As I mentioned at the start I really wanted to forget this bird. We all make mistakes, but this felt like a total howler. Whatever it was, I don’t think will ever be resolved. The possibility exists that it was a northern wheatear, but I find this very hard to believe given the colour of the axillaries. The overall colouration (especially the very white underparts) is possibly within in the range of northern, but I have never seen anything approaching this in an autumn bird in the past. I did consider the possibility that it might be an adult that has not undergone a complete summer moult, but this can be excluded given the relatively fresh plumage throughout. Therefore the argument for this being within the normal variation of Northern Wheatear is very weak. Seebohm’s Wheatear? One of the inevitable processes I went through (and I know Ilya, Tony and Rob did the same) was to look for a match on-line. It’s not the most sophisticated of birding techniques, but can be helpful. When you do this Seebohm’s Wheatear seems to fit the bill. Certainly the black axillaries were a fit, as was the restricted black terminal tail band http://www.leedingain.com/2013/04/seebohms-wheatear.html. Moreover, some images from Morocco of female Seebohn’s show birds with very white underparts contrasting with warm tones around the face and a ‘feel’ not dissimilar to the Lizard bird http://grahamsphoto.blogspot.co.uk/2013/06/birding-in-morocco-part-three.html. I have not seen anything on Seebohm’s Wheatear in autumn, but presumably features such as underwing and tail pattern are consistent throughout the year. To be clear, I am not claiming this as a Seebohm’s Wheatear. I simply don’t know anywhere near enough about this taxon. However I do think that there is something to be learnt here and maybe if some more detailed information about them emerged in autumn, then this might be a slightly different story. If anyone has experience of this or of northern wheatear with similar plumage characters, I would love to hear more.

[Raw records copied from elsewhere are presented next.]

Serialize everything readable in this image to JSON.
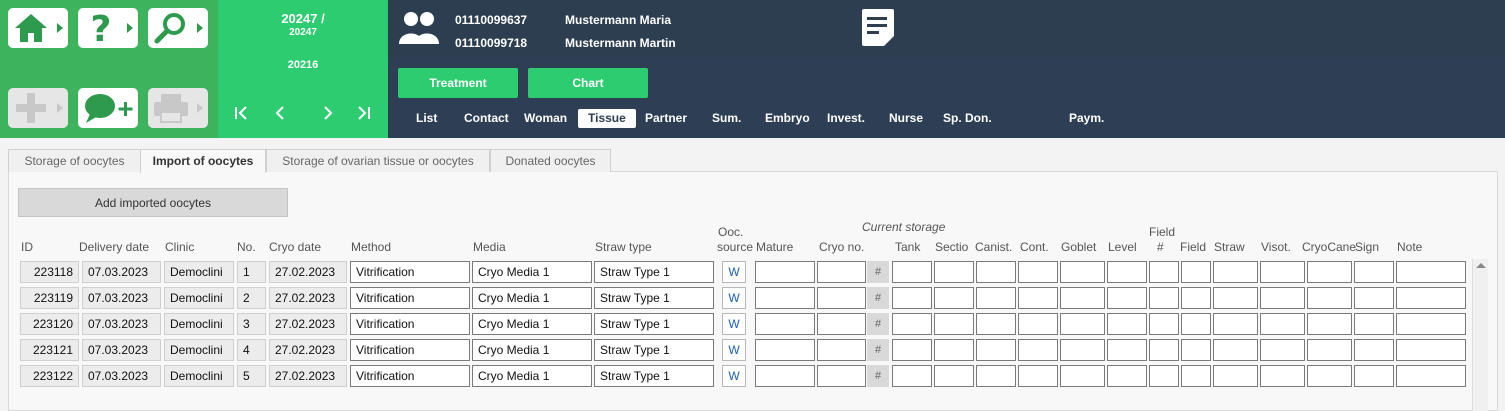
{
  "toolbar": {
    "home_icon": "home-icon",
    "help_icon": "help-icon",
    "search_icon": "search-icon",
    "add_icon": "add-icon",
    "comment_icon": "comment-add-icon",
    "print_icon": "print-icon"
  },
  "record": {
    "line1": "20247 /",
    "line2": "20247",
    "line3": "20216",
    "nav": {
      "first": "K",
      "prev": "<",
      "next": ">",
      "last": "›|"
    }
  },
  "patients": [
    {
      "id": "01110099637",
      "name": "Mustermann Maria"
    },
    {
      "id": "01110099718",
      "name": "Mustermann Martin"
    }
  ],
  "buttons": {
    "treatment": "Treatment",
    "chart": "Chart"
  },
  "nav_tabs": [
    {
      "label": "List"
    },
    {
      "label": "Contact"
    },
    {
      "label": "Woman"
    },
    {
      "label": "Tissue"
    },
    {
      "label": "Partner"
    },
    {
      "label": "Sum."
    },
    {
      "label": "Embryo"
    },
    {
      "label": "Invest."
    },
    {
      "label": "Nurse"
    },
    {
      "label": "Sp. Don."
    },
    {
      "label": "Paym."
    }
  ],
  "sub_tabs": [
    {
      "label": "Storage of oocytes"
    },
    {
      "label": "Import of oocytes"
    },
    {
      "label": "Storage of ovarian tissue or oocytes"
    },
    {
      "label": "Donated oocytes"
    }
  ],
  "add_button": "Add imported oocytes",
  "group_header": "Current storage",
  "columns": {
    "id": "ID",
    "delivery": "Delivery date",
    "clinic": "Clinic",
    "no": "No.",
    "cryo": "Cryo date",
    "method": "Method",
    "media": "Media",
    "straw_type": "Straw type",
    "ooc_source_1": "Ooc.",
    "ooc_source_2": "source",
    "mature": "Mature",
    "cryo_no": "Cryo no.",
    "tank": "Tank",
    "sectio": "Sectio",
    "canist": "Canist.",
    "cont": "Cont.",
    "goblet": "Goblet",
    "level": "Level",
    "field_no_1": "Field",
    "field_no_2": "#",
    "field": "Field",
    "straw": "Straw",
    "visot": "Visot.",
    "cryocane": "CryoCane",
    "sign": "Sign",
    "note": "Note"
  },
  "rows": [
    {
      "id": "223118",
      "delivery": "07.03.2023",
      "clinic": "Democlini",
      "no": "1",
      "cryo": "27.02.2023",
      "method": "Vitrification",
      "media": "Cryo Media 1",
      "straw_type": "Straw Type 1",
      "source": "W"
    },
    {
      "id": "223119",
      "delivery": "07.03.2023",
      "clinic": "Democlini",
      "no": "2",
      "cryo": "27.02.2023",
      "method": "Vitrification",
      "media": "Cryo Media 1",
      "straw_type": "Straw Type 1",
      "source": "W"
    },
    {
      "id": "223120",
      "delivery": "07.03.2023",
      "clinic": "Democlini",
      "no": "3",
      "cryo": "27.02.2023",
      "method": "Vitrification",
      "media": "Cryo Media 1",
      "straw_type": "Straw Type 1",
      "source": "W"
    },
    {
      "id": "223121",
      "delivery": "07.03.2023",
      "clinic": "Democlini",
      "no": "4",
      "cryo": "27.02.2023",
      "method": "Vitrification",
      "media": "Cryo Media 1",
      "straw_type": "Straw Type 1",
      "source": "W"
    },
    {
      "id": "223122",
      "delivery": "07.03.2023",
      "clinic": "Democlini",
      "no": "5",
      "cryo": "27.02.2023",
      "method": "Vitrification",
      "media": "Cryo Media 1",
      "straw_type": "Straw Type 1",
      "source": "W"
    }
  ],
  "hash_symbol": "#"
}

Wheatear Lizard Village 2nd October 2013 (Tony Blunden). The upperparts look very cold and grey in this image and contrast with the russet rear ear-coverts. Another feature of this bird was the rather dark wings (created by narrow pale fringes to the coverts) – in the field I (erroneously) convinced myself that this mirrored the pattern of an adult Black-eared Wheatear…
Comment from Nils van Duivendik
Spring female Northern Wheatear (left) and female Seebohm’s Wheatear (right). Natural History Museum photo by Nils Van Duivendijk.
Spurn Bird Oct 2007
Don’t know if this is the same kind of beast as the Cornish bird or not, but while chatting with friends, the subject an intriguing wheatear at Spurn came out. Around for about a week in October 2007 it tricked same into thinking it might be a Black-eared Wheatear due to small size and light jizz, dark/blackish undewing coverts and other plumage aspects. Thanks to Bill Aspin, John Wright, Adam Hutt and Gary Taylor.
Above, interesting wheatear... Spurn, October 2007, Bill Aspin
Dominic Mitchell kindly provided instructive shots from Morocco:
Above: female and young male Seebohm’s Wheatear, late April 2009 at Oukaimeden, Morocco. © Dominic Mitchell (www.birdingetc.com)
Lee Dingain provided lovely shots of adult male Seebohm’s Wheatear. See more on his blog